(App and web page records)
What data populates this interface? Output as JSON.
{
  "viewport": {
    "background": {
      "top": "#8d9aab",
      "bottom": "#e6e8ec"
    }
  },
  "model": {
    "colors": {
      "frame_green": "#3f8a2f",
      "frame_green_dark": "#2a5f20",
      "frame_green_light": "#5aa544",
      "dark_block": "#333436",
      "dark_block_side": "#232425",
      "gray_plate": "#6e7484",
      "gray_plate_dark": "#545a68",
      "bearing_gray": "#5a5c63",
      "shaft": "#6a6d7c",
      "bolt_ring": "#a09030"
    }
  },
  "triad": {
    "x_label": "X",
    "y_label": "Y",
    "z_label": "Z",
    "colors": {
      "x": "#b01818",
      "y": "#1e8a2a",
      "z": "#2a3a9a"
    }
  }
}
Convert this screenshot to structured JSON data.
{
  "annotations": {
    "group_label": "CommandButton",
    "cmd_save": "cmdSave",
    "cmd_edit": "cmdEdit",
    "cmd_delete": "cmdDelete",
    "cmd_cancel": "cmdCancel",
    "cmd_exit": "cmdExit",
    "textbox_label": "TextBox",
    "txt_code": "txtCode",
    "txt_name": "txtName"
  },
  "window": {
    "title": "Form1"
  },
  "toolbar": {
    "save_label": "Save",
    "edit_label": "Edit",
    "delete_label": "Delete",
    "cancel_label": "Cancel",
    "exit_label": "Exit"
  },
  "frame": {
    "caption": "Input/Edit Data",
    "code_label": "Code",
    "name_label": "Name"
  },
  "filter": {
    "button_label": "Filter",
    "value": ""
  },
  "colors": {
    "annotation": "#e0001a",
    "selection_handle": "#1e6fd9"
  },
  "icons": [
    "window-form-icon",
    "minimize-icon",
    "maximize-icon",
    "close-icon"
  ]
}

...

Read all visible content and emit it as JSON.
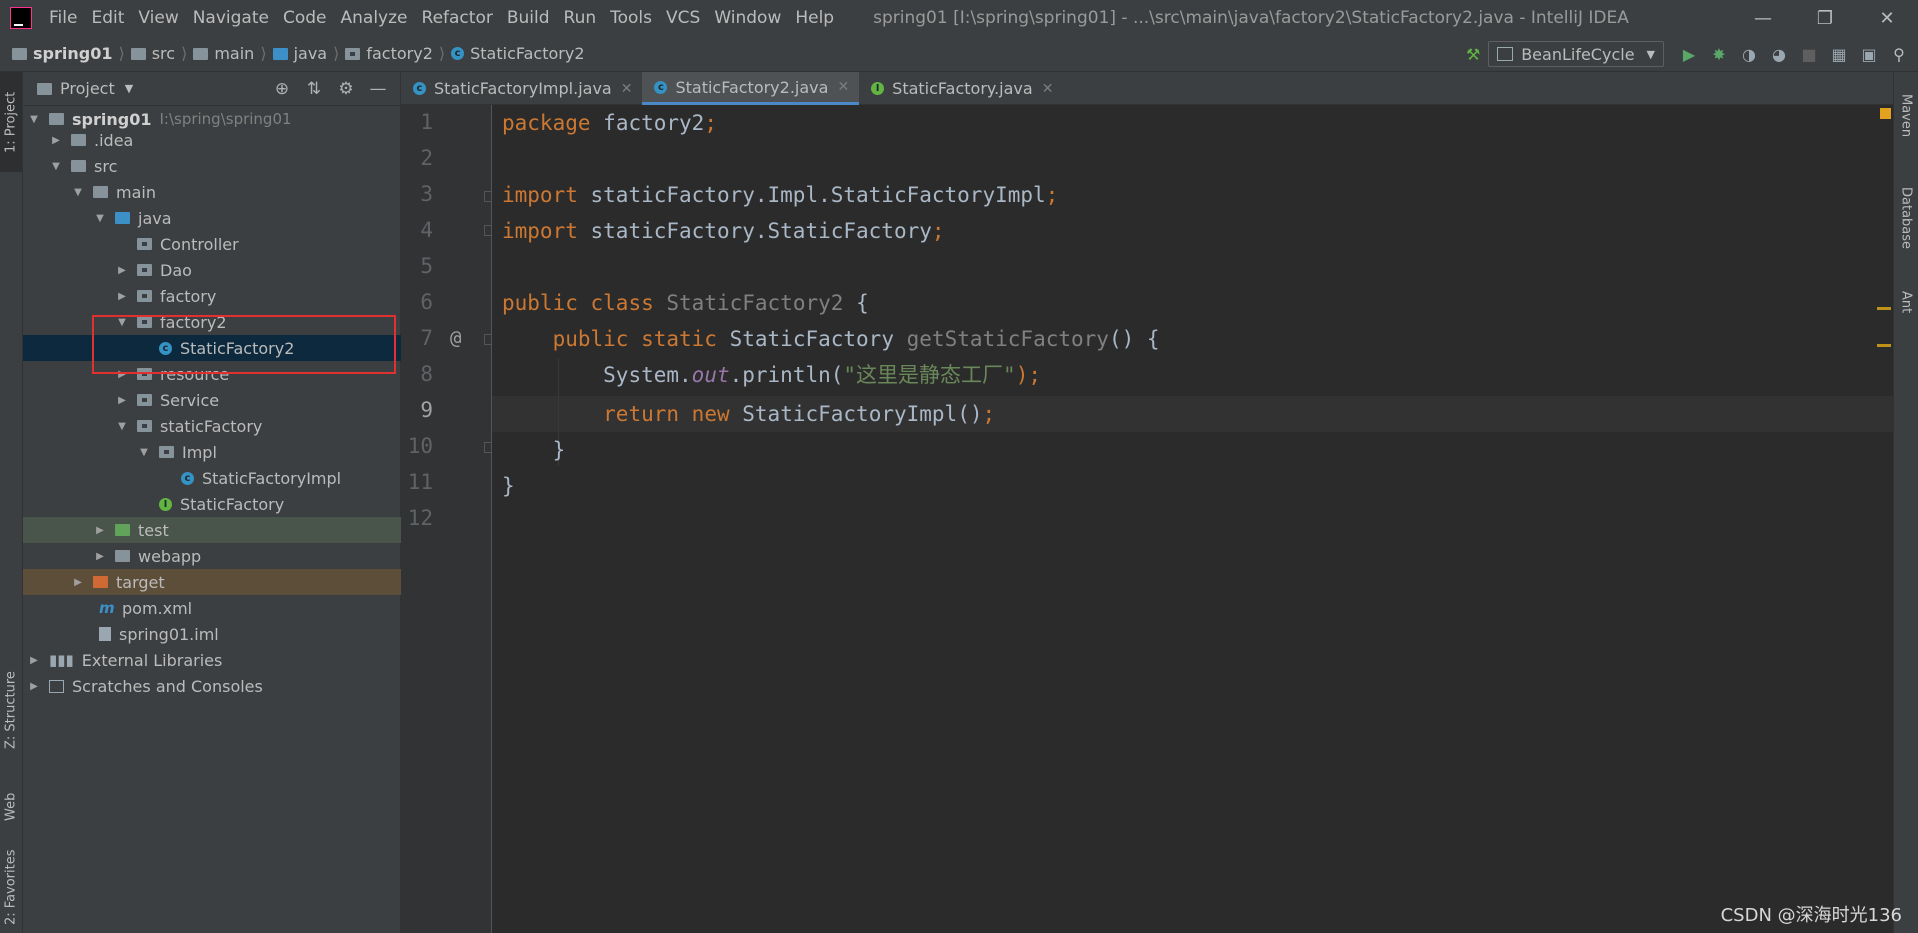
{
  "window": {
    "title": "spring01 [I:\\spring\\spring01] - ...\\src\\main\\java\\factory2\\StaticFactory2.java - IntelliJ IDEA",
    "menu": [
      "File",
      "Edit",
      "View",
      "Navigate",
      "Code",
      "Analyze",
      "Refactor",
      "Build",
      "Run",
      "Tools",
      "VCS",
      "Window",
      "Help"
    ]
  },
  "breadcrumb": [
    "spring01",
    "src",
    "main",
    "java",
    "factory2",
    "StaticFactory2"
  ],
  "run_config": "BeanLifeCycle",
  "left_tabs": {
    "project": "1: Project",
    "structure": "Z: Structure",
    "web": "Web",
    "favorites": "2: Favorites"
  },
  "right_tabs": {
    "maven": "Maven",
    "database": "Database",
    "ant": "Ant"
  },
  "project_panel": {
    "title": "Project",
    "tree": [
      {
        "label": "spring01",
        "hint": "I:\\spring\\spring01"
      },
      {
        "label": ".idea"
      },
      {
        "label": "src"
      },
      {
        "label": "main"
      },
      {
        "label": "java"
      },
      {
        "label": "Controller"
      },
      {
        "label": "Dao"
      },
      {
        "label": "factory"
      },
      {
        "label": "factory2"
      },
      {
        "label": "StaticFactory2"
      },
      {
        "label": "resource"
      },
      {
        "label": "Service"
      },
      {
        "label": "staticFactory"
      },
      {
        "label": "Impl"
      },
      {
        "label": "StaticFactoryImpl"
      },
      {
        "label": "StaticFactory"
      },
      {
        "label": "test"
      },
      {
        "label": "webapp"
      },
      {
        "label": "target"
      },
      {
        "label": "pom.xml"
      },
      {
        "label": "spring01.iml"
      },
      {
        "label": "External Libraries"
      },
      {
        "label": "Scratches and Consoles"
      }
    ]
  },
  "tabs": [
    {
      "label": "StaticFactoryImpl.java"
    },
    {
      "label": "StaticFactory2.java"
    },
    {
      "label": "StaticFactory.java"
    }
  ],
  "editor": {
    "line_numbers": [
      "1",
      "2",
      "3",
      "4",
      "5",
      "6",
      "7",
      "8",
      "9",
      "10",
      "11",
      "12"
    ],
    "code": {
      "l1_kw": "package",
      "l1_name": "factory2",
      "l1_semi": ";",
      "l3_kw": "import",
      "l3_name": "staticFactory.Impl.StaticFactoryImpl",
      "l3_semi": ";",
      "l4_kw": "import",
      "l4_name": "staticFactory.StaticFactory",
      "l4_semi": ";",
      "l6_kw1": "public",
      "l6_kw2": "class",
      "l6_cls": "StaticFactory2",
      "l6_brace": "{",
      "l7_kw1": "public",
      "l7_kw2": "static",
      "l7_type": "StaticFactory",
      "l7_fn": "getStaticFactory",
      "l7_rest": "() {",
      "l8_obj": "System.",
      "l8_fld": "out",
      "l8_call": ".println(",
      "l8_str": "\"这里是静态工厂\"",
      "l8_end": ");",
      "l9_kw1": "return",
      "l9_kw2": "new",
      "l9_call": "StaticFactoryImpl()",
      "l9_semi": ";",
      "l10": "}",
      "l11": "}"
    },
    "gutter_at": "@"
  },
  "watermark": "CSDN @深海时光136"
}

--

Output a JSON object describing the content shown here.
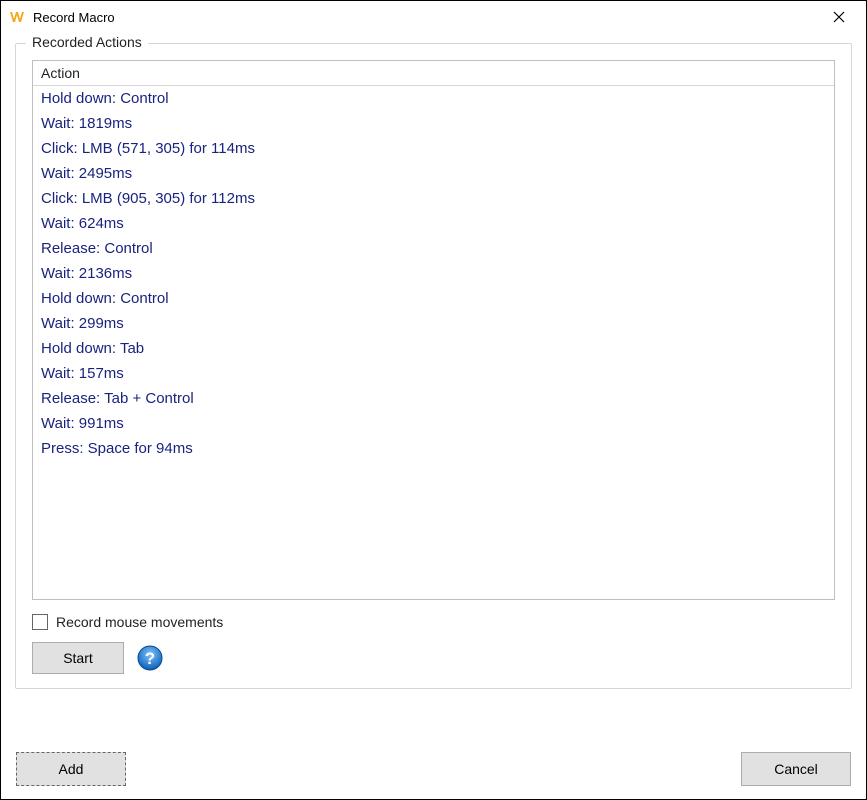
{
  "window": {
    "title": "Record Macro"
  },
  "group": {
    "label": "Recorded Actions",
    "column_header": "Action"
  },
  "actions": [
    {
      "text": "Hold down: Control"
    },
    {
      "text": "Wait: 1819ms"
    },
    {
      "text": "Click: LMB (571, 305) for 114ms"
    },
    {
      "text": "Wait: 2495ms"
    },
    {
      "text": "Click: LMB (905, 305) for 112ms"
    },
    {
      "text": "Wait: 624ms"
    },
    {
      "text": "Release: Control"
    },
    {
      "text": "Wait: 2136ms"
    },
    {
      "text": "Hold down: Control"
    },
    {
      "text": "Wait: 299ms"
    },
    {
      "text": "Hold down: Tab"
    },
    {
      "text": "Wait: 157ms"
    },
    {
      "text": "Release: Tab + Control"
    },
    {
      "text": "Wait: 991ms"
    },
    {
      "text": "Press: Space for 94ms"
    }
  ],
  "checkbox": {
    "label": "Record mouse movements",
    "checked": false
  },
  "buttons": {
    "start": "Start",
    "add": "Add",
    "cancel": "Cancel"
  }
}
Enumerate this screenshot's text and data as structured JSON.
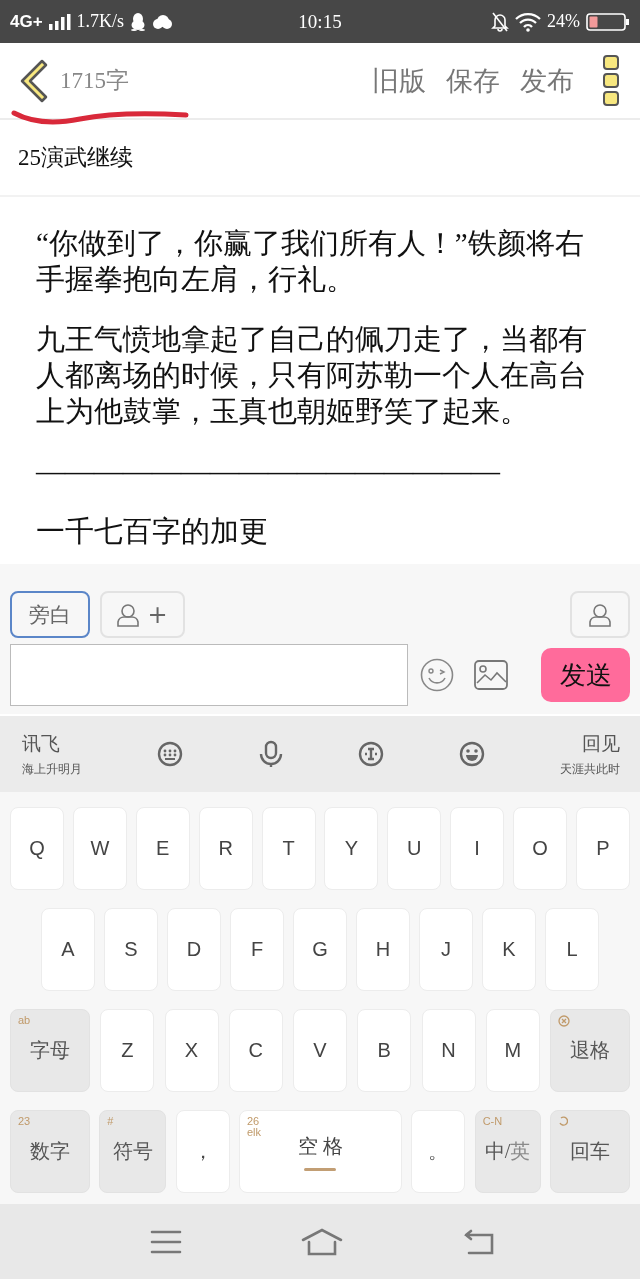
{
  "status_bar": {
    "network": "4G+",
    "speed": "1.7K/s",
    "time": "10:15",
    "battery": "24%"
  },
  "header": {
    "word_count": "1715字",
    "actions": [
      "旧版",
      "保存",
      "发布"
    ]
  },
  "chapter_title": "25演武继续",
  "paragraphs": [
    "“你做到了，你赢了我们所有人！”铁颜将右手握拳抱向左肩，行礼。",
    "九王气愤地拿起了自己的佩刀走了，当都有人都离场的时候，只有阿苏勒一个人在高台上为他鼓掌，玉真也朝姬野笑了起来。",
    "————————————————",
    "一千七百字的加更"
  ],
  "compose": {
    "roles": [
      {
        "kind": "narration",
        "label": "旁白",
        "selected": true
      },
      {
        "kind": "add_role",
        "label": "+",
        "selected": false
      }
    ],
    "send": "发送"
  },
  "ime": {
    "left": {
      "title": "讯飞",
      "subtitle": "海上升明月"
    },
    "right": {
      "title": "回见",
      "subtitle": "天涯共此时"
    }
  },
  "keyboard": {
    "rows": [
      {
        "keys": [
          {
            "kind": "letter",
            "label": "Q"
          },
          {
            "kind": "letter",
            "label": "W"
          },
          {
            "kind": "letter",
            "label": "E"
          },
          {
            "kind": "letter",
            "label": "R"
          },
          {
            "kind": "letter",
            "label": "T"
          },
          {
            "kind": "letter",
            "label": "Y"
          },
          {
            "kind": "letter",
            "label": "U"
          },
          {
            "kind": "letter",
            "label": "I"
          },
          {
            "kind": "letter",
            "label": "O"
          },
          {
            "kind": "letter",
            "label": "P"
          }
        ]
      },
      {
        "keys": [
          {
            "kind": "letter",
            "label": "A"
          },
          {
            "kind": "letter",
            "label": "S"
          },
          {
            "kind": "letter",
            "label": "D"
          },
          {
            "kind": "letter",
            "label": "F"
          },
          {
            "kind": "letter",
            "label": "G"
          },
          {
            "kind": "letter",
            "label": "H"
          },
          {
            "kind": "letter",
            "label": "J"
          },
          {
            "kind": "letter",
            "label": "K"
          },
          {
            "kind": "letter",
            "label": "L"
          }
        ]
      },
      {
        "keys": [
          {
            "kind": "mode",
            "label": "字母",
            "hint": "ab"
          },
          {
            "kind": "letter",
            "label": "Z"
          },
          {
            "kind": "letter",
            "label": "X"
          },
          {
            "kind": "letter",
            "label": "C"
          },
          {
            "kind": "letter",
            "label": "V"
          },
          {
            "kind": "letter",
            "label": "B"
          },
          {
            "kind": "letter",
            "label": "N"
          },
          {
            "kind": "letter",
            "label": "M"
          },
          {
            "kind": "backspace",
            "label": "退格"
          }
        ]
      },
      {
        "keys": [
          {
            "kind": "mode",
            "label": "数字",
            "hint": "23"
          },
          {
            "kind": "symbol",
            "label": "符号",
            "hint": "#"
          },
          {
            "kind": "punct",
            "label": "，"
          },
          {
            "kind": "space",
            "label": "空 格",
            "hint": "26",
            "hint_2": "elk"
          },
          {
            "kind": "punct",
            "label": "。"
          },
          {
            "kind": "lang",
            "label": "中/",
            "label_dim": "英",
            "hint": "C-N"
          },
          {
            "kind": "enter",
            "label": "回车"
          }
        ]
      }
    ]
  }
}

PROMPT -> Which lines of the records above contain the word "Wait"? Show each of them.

TASK RESULT ->
      "text": "Wait: 1819ms"
      "text": "Wait: 2495ms"
      "text": "Wait: 624ms"
      "text": "Wait: 2136ms"
      "text": "Wait: 299ms"
      "text": "Wait: 157ms"
      "text": "Wait: 991ms"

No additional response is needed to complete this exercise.